Was doing a little WordPress tag surfing today, based on searches that have brought people to this blog. (I’m continually surprised what brings people here…and what doesn’t.)
Via a tag surf on the keyword “onychophagia” that brought me to overcome your inner klutz, I came across Onychophagia.com, a site that offers information to help people stop biting their nails. If for no other reason, it was worth a visit simply to read the following:
Studies seem to suggest a higher incidence of onychophagia amongst people with higher intelligence. Possibly as a result of such people being given more responsibilities and consequential anxiety. A caution: There is no evidence that biting your nails makes you more intelligent however, so there remains every reason to discourage the habit!
‘Cos you know that someone somewhere would have taken the first part of that the wrong way, resulting in the need for the subsequent warning. 😀 Right now there’s not much more of a reason to visit the site. They offer some decent tips that may work for people, but their forum is currently giving SQL errors so who knows if there actually is a viable community there.

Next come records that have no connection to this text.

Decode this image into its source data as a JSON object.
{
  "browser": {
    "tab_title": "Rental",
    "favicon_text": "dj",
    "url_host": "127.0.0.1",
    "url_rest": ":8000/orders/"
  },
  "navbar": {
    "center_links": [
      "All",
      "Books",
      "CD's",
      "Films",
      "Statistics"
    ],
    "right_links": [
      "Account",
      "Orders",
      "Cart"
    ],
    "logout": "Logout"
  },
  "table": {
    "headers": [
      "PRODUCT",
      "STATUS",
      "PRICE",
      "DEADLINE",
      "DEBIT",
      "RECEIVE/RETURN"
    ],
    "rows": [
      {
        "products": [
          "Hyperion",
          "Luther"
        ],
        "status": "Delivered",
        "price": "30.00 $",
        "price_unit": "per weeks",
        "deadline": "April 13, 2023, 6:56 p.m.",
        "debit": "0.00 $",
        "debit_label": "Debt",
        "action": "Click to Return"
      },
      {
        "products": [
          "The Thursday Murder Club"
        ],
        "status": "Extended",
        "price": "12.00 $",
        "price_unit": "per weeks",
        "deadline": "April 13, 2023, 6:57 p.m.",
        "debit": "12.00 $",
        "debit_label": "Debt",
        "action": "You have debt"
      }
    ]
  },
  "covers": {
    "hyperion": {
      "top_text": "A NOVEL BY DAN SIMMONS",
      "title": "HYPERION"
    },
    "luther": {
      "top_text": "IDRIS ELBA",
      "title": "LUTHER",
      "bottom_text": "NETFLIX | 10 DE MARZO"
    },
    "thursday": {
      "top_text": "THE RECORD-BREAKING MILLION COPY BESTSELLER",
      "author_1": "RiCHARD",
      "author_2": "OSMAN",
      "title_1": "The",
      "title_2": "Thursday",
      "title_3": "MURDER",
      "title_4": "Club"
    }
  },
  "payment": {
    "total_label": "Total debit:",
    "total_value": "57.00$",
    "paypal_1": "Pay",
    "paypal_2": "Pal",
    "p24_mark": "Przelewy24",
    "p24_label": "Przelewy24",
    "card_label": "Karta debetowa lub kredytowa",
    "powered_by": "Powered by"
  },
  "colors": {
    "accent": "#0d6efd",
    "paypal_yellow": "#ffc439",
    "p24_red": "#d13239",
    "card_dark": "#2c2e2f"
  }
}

Here’s my problem. I’m an orally-fixated individual. If I were to make use of the products to stop me biting my nails — foul-tasting liquids, gloves, etc. — without dealing with the issues that are making me bite my nails in the first place, all that will happen is that I will change to a different oral activity under stress. Overeating, lip biting, pen chewing, smoking, drinking. I’m already finding myself chewing on my lip more and more. But I *am* finding that buffing my nails as they grow is somewhat of a deterrent — buffing (you know, using those four-stage buffing tools that puts a high gloss shine on the nails) deters because it makes the nail harder, and thus harder to bite. Harder to bite = less satisfying. It also serves to remind me that I really don’t want to bite them.
I’ve bitten both thumbnails since I last wrote, but not as far down as I would ordinarily so I take that as a success. The two nails on the left hand that I’d bitten a few weeks ago are very slow to grow. One of the side effects of long-term nail biting is that your nails tend to be kind of soft, extremely so at the beginning of the growing process in particular, when normal nails are still benefiting from contact with the nail plate. But if you can get past that stage to the point where buffing helps strengthen the nail, then you’re going to find it easier to let them keep growing.